Monday, September 12, 2016   |   Business Intelligence, Company News, Scientific Development

GOES-R Satellite Data, Coming to a Weathercast Near You in 2017

GOES-R has been a major point of discussion at this year’s NWA Annual Meeting, currently ongoing in Norfolk, Virginia. We’ve gotten a lot of questions about the data, and how Baron will be supporting GOES-R following the satellite’s November launch. Here are some details I’d like to share with you.

Data that will be available

We plan to initially deploy Cloud & Moisture imagery from the GOES-R ABI (Advanced Baseline Imager), as well as Lightning Detection and Alerting from the GLM (Geostationary Lightning Mapper).

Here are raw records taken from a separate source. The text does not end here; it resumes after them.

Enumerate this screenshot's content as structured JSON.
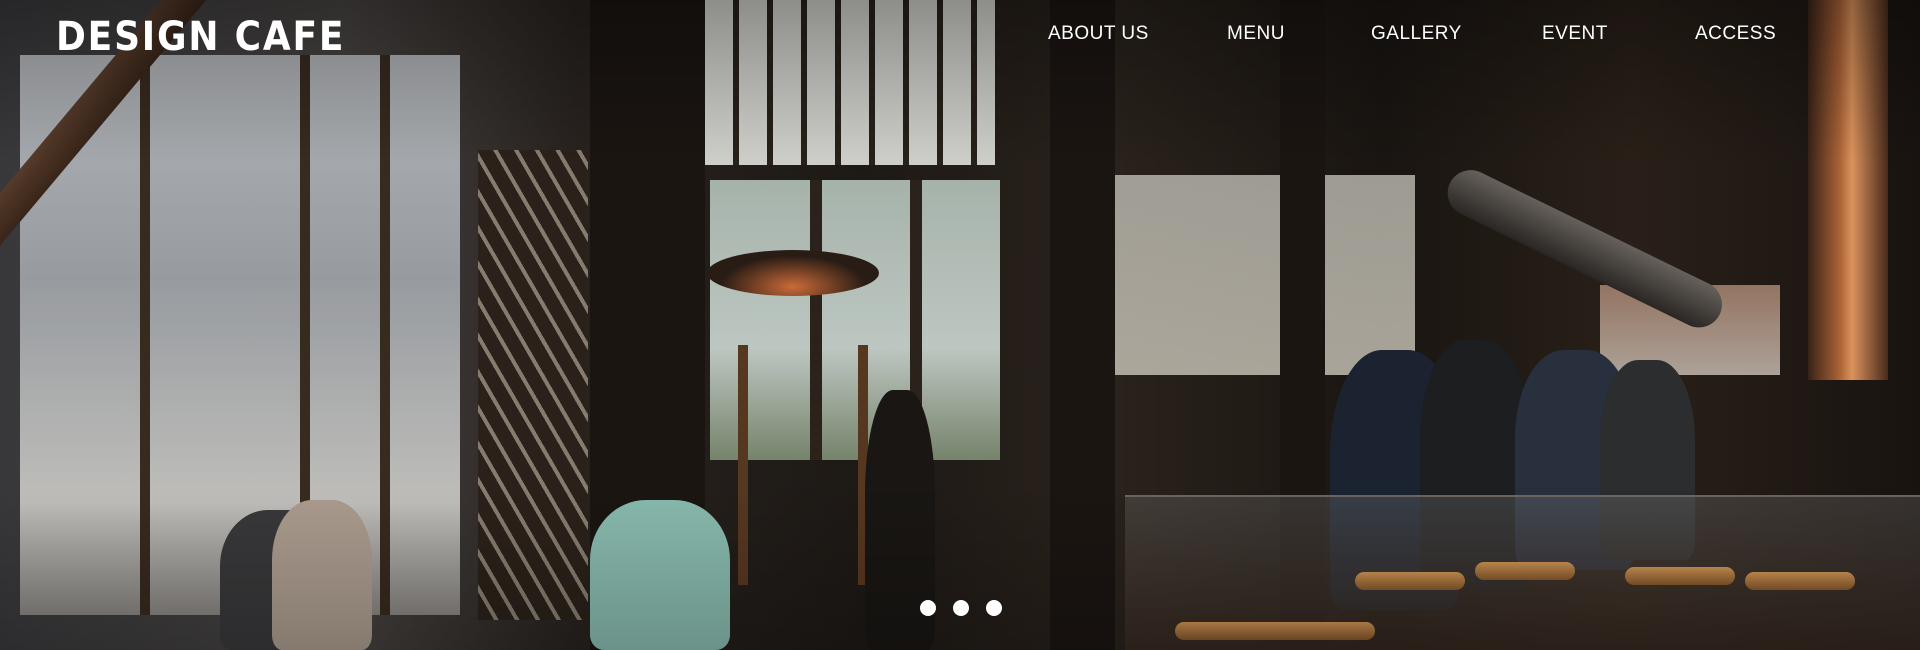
{
  "brand": {
    "logo_text": "DESIGN CAFE"
  },
  "nav": {
    "items": [
      {
        "label": "ABOUT US"
      },
      {
        "label": "MENU"
      },
      {
        "label": "GALLERY"
      },
      {
        "label": "EVENT"
      },
      {
        "label": "ACCESS"
      }
    ]
  },
  "slider": {
    "dot_count": 3,
    "active_index": 0
  },
  "colors": {
    "text": "#ffffff",
    "accent_copper": "#d5703a"
  }
}
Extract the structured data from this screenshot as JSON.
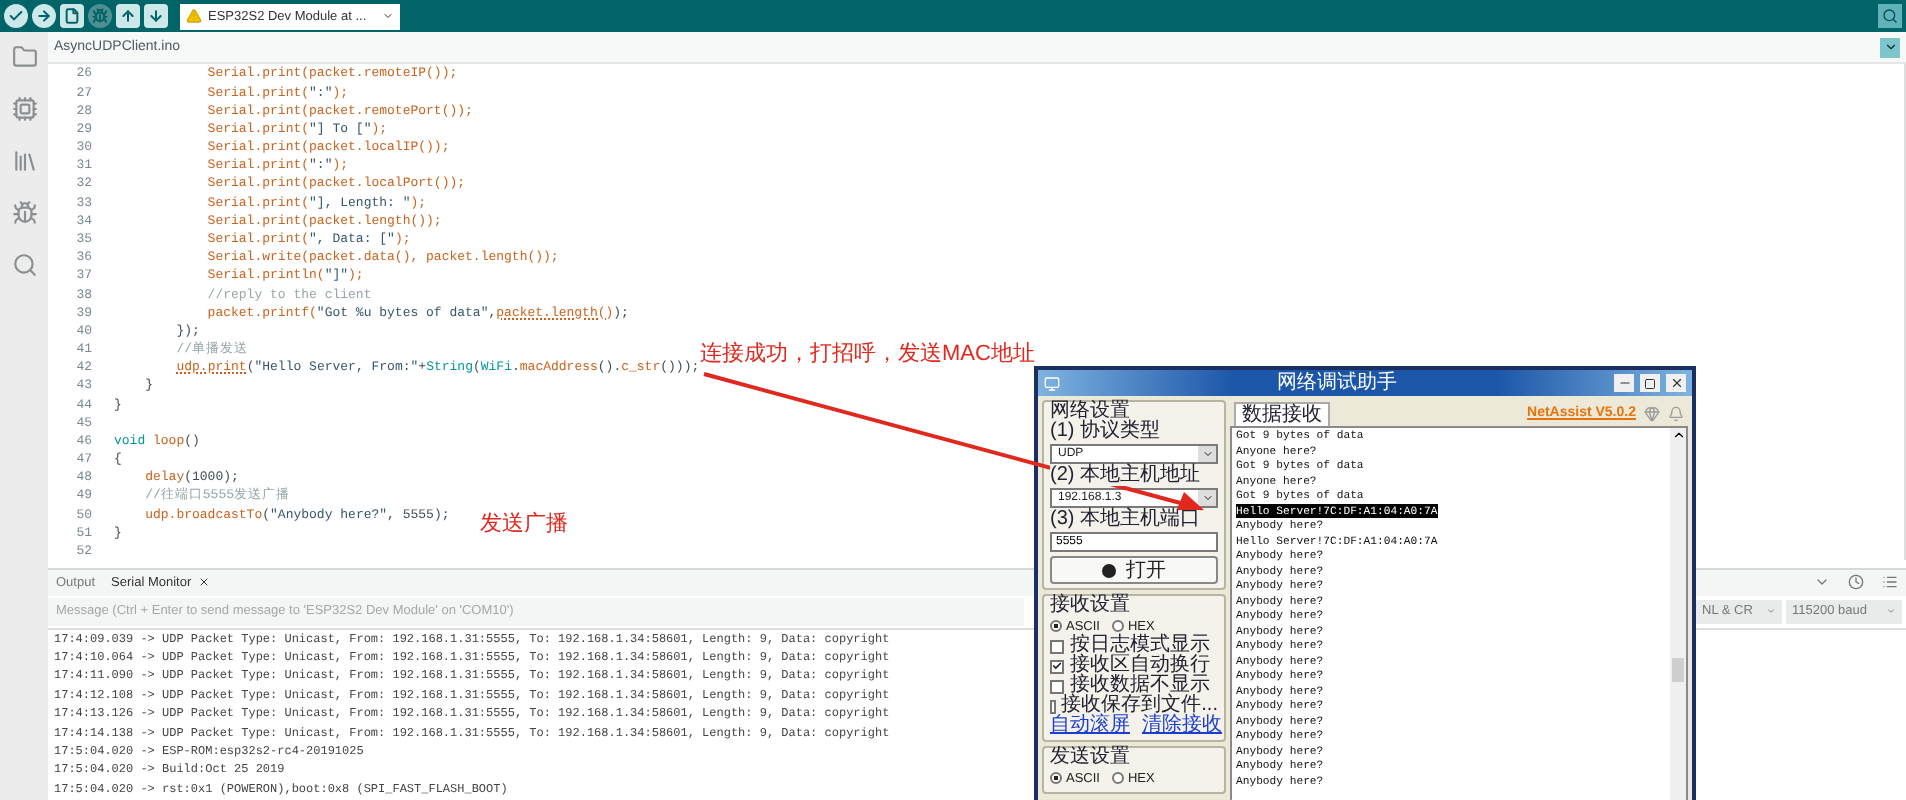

  • ABI Cloud & Moisture imagery will be available from the satellite beginning in early 2017. Both visible and infrared satellite data will be available, ranging from full-disk updates every 15 minutes and CONUS every 5 minutes, to mesoscale regions every 30 seconds. Resolution will range from 2 km IR full-disk to as high as ½ km visible in the mesoscale regions.
  • Beginning in mid-2017, real-time lightning data from the GLM will enhance our lightning detection/alerting capabilities for the western hemisphere. Following a period of R&D, GLM data will also be used for the creation of severe weather products.

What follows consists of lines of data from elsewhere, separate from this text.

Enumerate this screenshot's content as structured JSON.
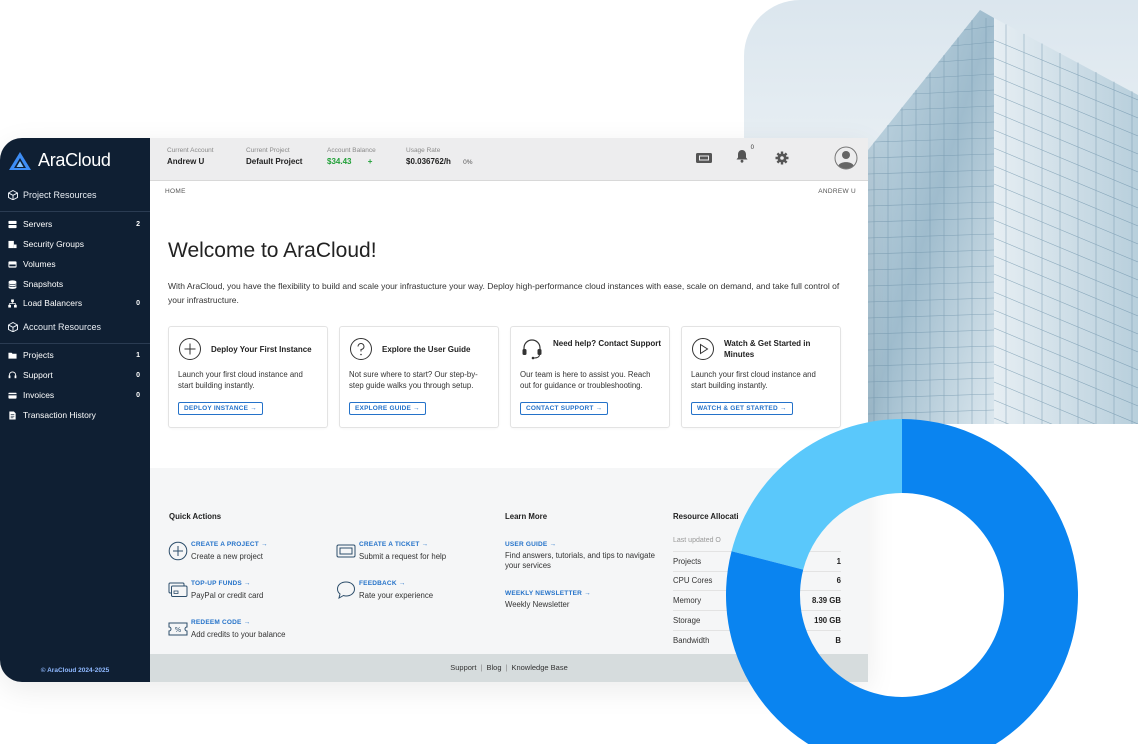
{
  "app": {
    "brand": "AraCloud",
    "copyright": "© AraCloud 2024-2025"
  },
  "sidebar": {
    "sections": [
      {
        "label": "Project Resources",
        "icon": "cube-icon"
      },
      {
        "label": "Account Resources",
        "icon": "cube-icon"
      }
    ],
    "project_items": [
      {
        "label": "Servers",
        "count": "2",
        "icon": "server-icon"
      },
      {
        "label": "Security Groups",
        "count": "",
        "icon": "shield-icon"
      },
      {
        "label": "Volumes",
        "count": "",
        "icon": "disk-icon"
      },
      {
        "label": "Snapshots",
        "count": "",
        "icon": "database-icon"
      },
      {
        "label": "Load Balancers",
        "count": "0",
        "icon": "network-icon"
      }
    ],
    "account_items": [
      {
        "label": "Projects",
        "count": "1",
        "icon": "folder-icon"
      },
      {
        "label": "Support",
        "count": "0",
        "icon": "support-icon"
      },
      {
        "label": "Invoices",
        "count": "0",
        "icon": "invoice-icon"
      },
      {
        "label": "Transaction History",
        "count": "",
        "icon": "document-icon"
      }
    ]
  },
  "topbar": {
    "current_account_label": "Current Account",
    "current_account": "Andrew U",
    "current_project_label": "Current Project",
    "current_project": "Default Project",
    "balance_label": "Account Balance",
    "balance": "$34.43",
    "balance_add": "+",
    "usage_label": "Usage Rate",
    "usage": "$0.036762/h",
    "usage_pct": "0%",
    "notification_count": "0"
  },
  "breadcrumb": {
    "home": "HOME",
    "user": "ANDREW U"
  },
  "welcome": {
    "title": "Welcome to AraCloud!",
    "description": "With AraCloud, you have the flexibility to build and scale your infrastucture your way. Deploy high-performance cloud instances with ease, scale on demand, and take full control of your infrastructure."
  },
  "cards": [
    {
      "title": "Deploy Your First Instance",
      "desc": "Launch your first cloud instance and start building instantly.",
      "button": "DEPLOY INSTANCE →",
      "icon": "plus-circle-icon"
    },
    {
      "title": "Explore the User Guide",
      "desc": "Not sure where to start? Our step-by-step guide walks you through setup.",
      "button": "EXPLORE GUIDE →",
      "icon": "question-circle-icon"
    },
    {
      "title": "Need help? Contact Support",
      "desc": "Our team is here to assist you. Reach out for guidance or troubleshooting.",
      "button": "CONTACT SUPPORT →",
      "icon": "headset-icon"
    },
    {
      "title": "Watch & Get Started in Minutes",
      "desc": "Launch your first cloud instance and start building instantly.",
      "button": "WATCH & GET STARTED →",
      "icon": "play-circle-icon"
    }
  ],
  "quick_actions": {
    "heading": "Quick Actions",
    "items": [
      {
        "link": "CREATE A PROJECT →",
        "desc": "Create a new project",
        "icon": "plus-circle-icon"
      },
      {
        "link": "CREATE A TICKET →",
        "desc": "Submit a request for help",
        "icon": "ticket-icon"
      },
      {
        "link": "TOP-UP FUNDS →",
        "desc": "PayPal or credit card",
        "icon": "wallet-icon"
      },
      {
        "link": "FEEDBACK →",
        "desc": "Rate your experience",
        "icon": "chat-icon"
      },
      {
        "link": "REDEEM CODE →",
        "desc": "Add credits to your balance",
        "icon": "coupon-icon"
      }
    ]
  },
  "learn_more": {
    "heading": "Learn More",
    "items": [
      {
        "link": "USER GUIDE →",
        "desc": "Find answers, tutorials, and tips to navigate your services"
      },
      {
        "link": "WEEKLY NEWSLETTER →",
        "desc": "Weekly Newsletter"
      }
    ]
  },
  "resources": {
    "heading": "Resource Allocati",
    "updated": "Last updated O",
    "rows": [
      {
        "key": "Projects",
        "value": "1"
      },
      {
        "key": "CPU Cores",
        "value": "6"
      },
      {
        "key": "Memory",
        "value": "8.39 GB"
      },
      {
        "key": "Storage",
        "value": "190 GB"
      },
      {
        "key": "Bandwidth",
        "value": "B"
      }
    ]
  },
  "footer": {
    "links": [
      "Support",
      "Blog",
      "Knowledge Base"
    ]
  },
  "donut": {
    "fraction_dark": 0.79,
    "color_dark": "#0a84f0",
    "color_light": "#5ac8fb"
  }
}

In the future, we will be supporting additional GOES-R data products, and will have more to share in 2017.

Here’s a preliminary look at how GOES-R Rapid-Scan Visible Satellite Imagery can be visualized in Lynx, produced as a test and distributed to customers, using the in-orbit GOES-14 satellite during the supported Rapid Scan period.

 

How you will receive the GOES-R data

GOES-R data will be provided to you with the same always-on, continuous delivery method as your other Baron data products.

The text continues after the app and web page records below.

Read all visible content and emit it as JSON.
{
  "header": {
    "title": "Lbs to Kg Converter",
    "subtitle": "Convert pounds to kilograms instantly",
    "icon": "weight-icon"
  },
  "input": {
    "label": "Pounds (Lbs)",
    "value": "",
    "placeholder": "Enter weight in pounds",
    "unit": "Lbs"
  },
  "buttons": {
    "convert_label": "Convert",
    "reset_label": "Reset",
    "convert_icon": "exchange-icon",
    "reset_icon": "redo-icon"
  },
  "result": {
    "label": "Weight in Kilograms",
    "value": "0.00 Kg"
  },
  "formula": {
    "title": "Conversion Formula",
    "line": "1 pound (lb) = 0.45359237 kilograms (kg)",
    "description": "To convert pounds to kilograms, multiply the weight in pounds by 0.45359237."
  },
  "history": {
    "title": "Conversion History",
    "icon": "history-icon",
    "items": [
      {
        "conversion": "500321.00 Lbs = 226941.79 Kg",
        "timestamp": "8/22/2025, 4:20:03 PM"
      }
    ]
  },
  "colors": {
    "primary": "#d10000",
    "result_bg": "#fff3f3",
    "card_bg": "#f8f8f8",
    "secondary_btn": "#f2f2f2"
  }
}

Compatible displays

Baron Lynx, as well as the legacy Omni display, will support GOES-R data.

 

The first GOES-R data products are expected to be available for private use in the first part of next year. Here at Baron, we’re looking forward to working with its more advanced capabilities just as much as you’re anticipating taking it to air. So when the first data begins coming down, your Baron display will be ready.

Regards,

Steve Bray
Director of Broadcast Meteorology